Felix Morley: An Old-fashioned Republican

FELIX MORLEY (1894-1981) Felix Morley served the cause we now call the Old Right for many years. His thought was a well-wrought synthesis of classical republicanism and classical liberalism. This led people to see him as a "conservative" – but let’s not argue labels just now. Born in Pennsylvania in 1894 to English parents, Morley … Continue reading “Felix Morley: An Old-fashioned Republican”

Frank Chodorov: A Libertarian’s Libertarian

LIBERTARIAN AND GEORGIST Frank Chodorov (1887-1966) could well be called a libertarian’s libertarian. The eleventh child of Russian immigrants on the Lower West Side of New York, he was named Fishel Chodorowsky but was "always known as Frank Chodorov."1 A 1907 graduate of Columbia University, he had a textile business, followed by a mail-order clothing … Continue reading “Frank Chodorov: A Libertarian’s Libertarian”

The Betrayal of Democracy In Post-Soviet Georgia

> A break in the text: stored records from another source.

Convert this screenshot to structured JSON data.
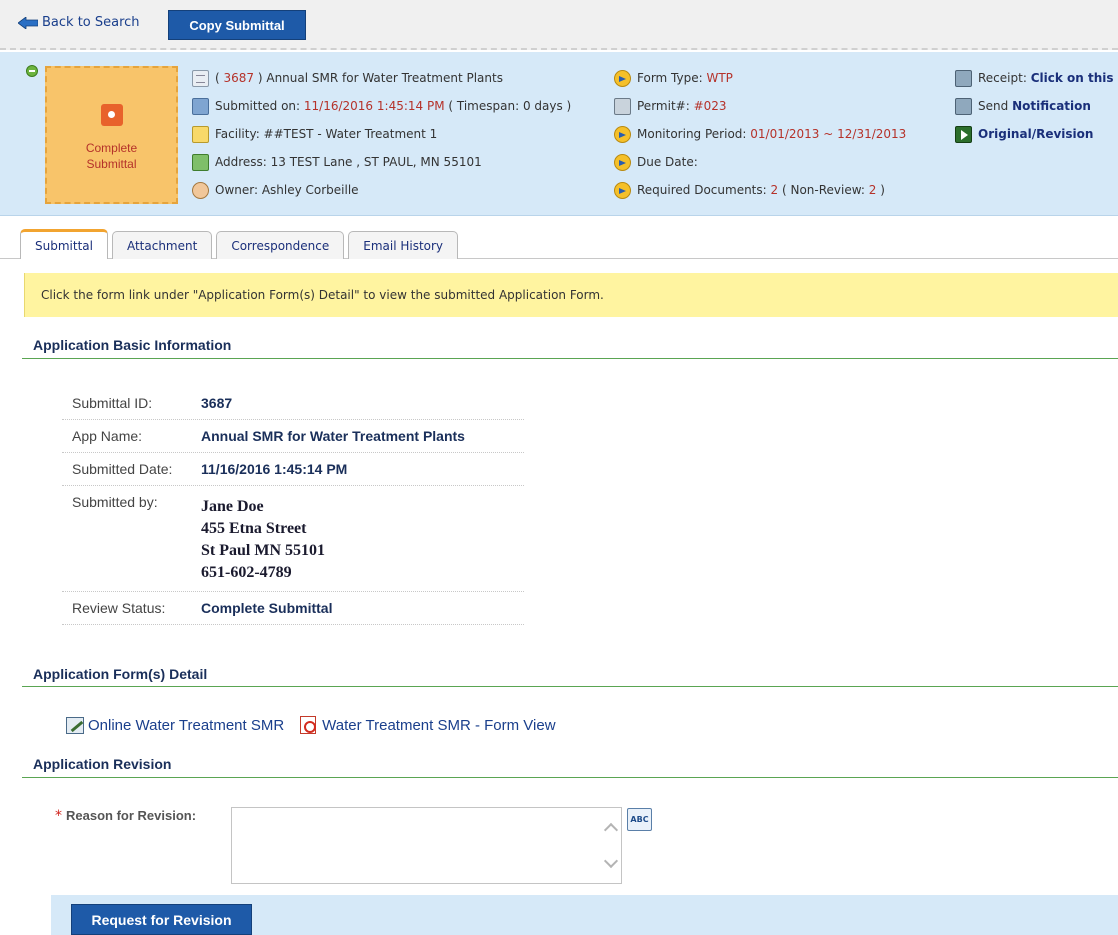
{
  "toolbar": {
    "back_label": "Back to Search",
    "copy_label": "Copy Submittal"
  },
  "status": {
    "label": "Complete Submittal"
  },
  "summary": {
    "id": "3687",
    "app_name": "Annual SMR for Water Treatment Plants",
    "submitted_on_label": "Submitted on:",
    "submitted_on": "11/16/2016 1:45:14 PM",
    "timespan": "( Timespan: 0 days )",
    "facility": "Facility: ##TEST - Water Treatment 1",
    "address": "Address: 13 TEST Lane , ST PAUL, MN 55101",
    "owner": "Owner: Ashley Corbeille",
    "form_type_label": "Form Type:",
    "form_type": "WTP",
    "permit_label": "Permit#:",
    "permit": "#023",
    "monitoring_label": "Monitoring Period:",
    "monitoring": "01/01/2013 ~ 12/31/2013",
    "due_date_label": "Due Date:",
    "required_label": "Required Documents:",
    "required_count": "2",
    "non_review_label": "( Non-Review:",
    "non_review_count": "2",
    "non_review_close": ")",
    "receipt_label": "Receipt:",
    "receipt_link": "Click on this",
    "send_label": "Send",
    "notification_link": "Notification",
    "original_link": "Original",
    "revision_link": "Revision"
  },
  "tabs": [
    {
      "label": "Submittal"
    },
    {
      "label": "Attachment"
    },
    {
      "label": "Correspondence"
    },
    {
      "label": "Email History"
    }
  ],
  "notice": "Click the form link under \"Application Form(s) Detail\" to view the submitted Application Form.",
  "sections": {
    "basic": "Application Basic Information",
    "forms": "Application Form(s) Detail",
    "revision": "Application Revision"
  },
  "basic_info": {
    "submittal_id_label": "Submittal ID:",
    "submittal_id": "3687",
    "app_name_label": "App Name:",
    "app_name": "Annual SMR for Water Treatment Plants",
    "submitted_date_label": "Submitted Date:",
    "submitted_date": "11/16/2016 1:45:14 PM",
    "submitted_by_label": "Submitted by:",
    "submitted_by": [
      "Jane Doe",
      "455 Etna Street",
      "St Paul MN 55101",
      "651-602-4789"
    ],
    "review_status_label": "Review Status:",
    "review_status": "Complete Submittal"
  },
  "forms": {
    "online": "Online Water Treatment SMR",
    "form_view": "Water Treatment SMR - Form View"
  },
  "revision": {
    "required_mark": "*",
    "reason_label": "Reason for Revision:",
    "reason_value": "",
    "button_label": "Request for Revision"
  },
  "colors": {
    "accent": "#1e5aa8",
    "info_panel": "#d6e9f8",
    "status_box": "#f8c46a",
    "notice": "#fff4a0",
    "section_line": "#5aa552",
    "highlight_red": "#b5322a"
  }
}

The Betrayal of Democracy in Post-Soviet Georgia by Chad Nagle British Helsinki Human Rights Group Special to Antiwar.com 11/30/99 Maybe, when the Soviet Union collapsed, it was infeasible for the West to hold Nuremberg trials for all the Communist Party nomenklatura members who had hounded, arrested, imprisoned, tortured and executed dissidents and political prisoners for … Continue reading “The Betrayal of Democracy In Post-Soviet Georgia”

DUBYA’S EXPANSIVE VISION

I wrote last week about the disappointment Steve Forbes has been in his foreign policy statements – essentially embracing Cold War nostalgia and Great Power clichés about the continuing need for the United States to be wary of enemies and especially to pursue a needlessly provocative policy toward China. Last week George Dubya weighed in … Continue reading “DUBYA’S EXPANSIVE VISION”

A Policeman’s Lot Is Not a Happy One – at Home and Abroad

A Policeman’s Lot Is Not a Happy One – at Home and Abroad GOVERNOR EDWARD EYRE AND THE ‘JOYS AND SORROWS OF EMPIRE’ Edward John Eyre (1815-1901) was a great builder of the British Empire. After a career as a magistrate in Australia, where an occasional lake is named for him (occasionally there’s water in … Continue reading “A Policeman’s Lot Is Not a Happy One – at Home and Abroad”

Macedonia: the Next Balkan Flashpoint

While the war in Chechnya was preoccupying delegates to the OSCE summit in Istanbul last week another potential crisis was developing in the Balkans. On 14th November the small republic of Macedonia elected a new president, Boris Trajkovsky. But supporters of the losing candidate Tito Petkovsky – who led by a considerable margin in the … Continue reading “Macedonia: the Next Balkan Flashpoint”

William Appleman Williams: Premier New Left Revisionist

A PROGRESSIVE HISTORIAN Last week in a discussion of Charles Austin Beard, "isolationist" Progressive historian, I mentioned Beard’s influence on a number of younger scholars, among them William Appleman Williams and Murray N. Rothbard. Williams emerged in the late 1950s as the spearhead of New Left diplomatic history and has had an enduring influence on … Continue reading “William Appleman Williams: Premier New Left Revisionist”